Virtual Girl Scouting is another option that Girl Scouts of the USA is currently developing to connect Girl Scouts in a “virtual troop” via the Internet. With that in mind, Girl Scouts has recently joined forces with Microsoft to create LMK, a “fun, new interactive Web site regarding online safety that is targeted to girls ages 13 to 17,” Kocol said. “LMK — text-speak for ‘let me know’ — is a girl-led program which allows girls to share their concerns about online safety with ‘tech-perts’ on subjects like cyberbullying, predators and social networking.”

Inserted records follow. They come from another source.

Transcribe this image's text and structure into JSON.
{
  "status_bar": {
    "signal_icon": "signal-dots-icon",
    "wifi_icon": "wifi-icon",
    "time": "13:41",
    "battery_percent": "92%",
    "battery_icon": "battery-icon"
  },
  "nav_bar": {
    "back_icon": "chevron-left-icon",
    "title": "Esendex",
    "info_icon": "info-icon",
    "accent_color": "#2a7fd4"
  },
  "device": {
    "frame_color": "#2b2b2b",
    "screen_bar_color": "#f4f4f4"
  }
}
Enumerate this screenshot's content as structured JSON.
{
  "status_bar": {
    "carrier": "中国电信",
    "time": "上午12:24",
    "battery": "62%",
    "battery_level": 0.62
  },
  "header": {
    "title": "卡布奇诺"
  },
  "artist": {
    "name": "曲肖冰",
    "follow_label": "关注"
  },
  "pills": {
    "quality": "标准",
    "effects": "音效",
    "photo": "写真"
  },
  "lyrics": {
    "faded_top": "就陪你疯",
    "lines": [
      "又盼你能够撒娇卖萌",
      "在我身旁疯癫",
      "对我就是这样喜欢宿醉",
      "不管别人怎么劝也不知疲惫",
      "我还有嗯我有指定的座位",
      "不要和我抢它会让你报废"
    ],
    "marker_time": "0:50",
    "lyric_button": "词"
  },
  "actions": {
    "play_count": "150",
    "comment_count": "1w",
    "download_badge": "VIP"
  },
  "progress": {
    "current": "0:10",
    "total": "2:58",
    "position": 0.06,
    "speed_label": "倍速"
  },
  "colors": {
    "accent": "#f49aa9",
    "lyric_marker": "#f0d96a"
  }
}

This year is particularly significant for the Sybaquay Council as it joins other councils across the nation that are realigning to form strong, high-capacity councils capable of delivering equal programming for girls. On October 1, 2009, Sybaquay Council (Elgin) will merge with three other councils, Green Hills (Freeport), Fox Valley (Sugar Grove) and Rock River Valley (Rockford), to form Girl Scouts of Northern Illinois. “This realignment is all part of the effort to update the organization and make it more relevant to girls with the new ‘Girl Scout Leadership Experience,’” Kocol said.
Mary Ann Beebe’s Spirit of Service Continues
Mary Ann Beebe was an important part of the Girl Scouts–Sybaquay Council from the time it formed in 1957 as a result of the fusion of a group of neighborhood associations and troop communities.
Originally from Missoula, Mont., Beebe first got involved in the Girl Scouts as a volunteer camp counselor in 1949 and remained active in that position through 1951. She began her employment with Girl Scouts–Elgin/Dundee Council in 1956, and joined the then newly formed Sybaquay Council in 1957.
In 1960, Beebe became Sybaquay Council’s executive director until her retirement in 1990. She was the first to receive a Thanks badge, a national adult Girl Scout award that recognizes outstanding service by a volunteer. The Thanks badge is the highest honor a Girl Scout volunteer can earn. To date, 60 volunteers have earned the Thanks badge in Sybaquay Council.
Formerly known as Shabbona Hills, the Mary Ann Beebe Center property in Harvard was purchased by Sybaquay Council in 1973. In 1990, the facility was officially renamed the Mary Ann Beebe Center to honor her 30-plus years of service.
In 2007, the council’s semicentennial, Beebe was honored at the adult recognition ceremony, where she delivered “a very moving speech,” said Cindy Kocol, director of communications for the council. “Many of the adults who attended remembered her fondly.”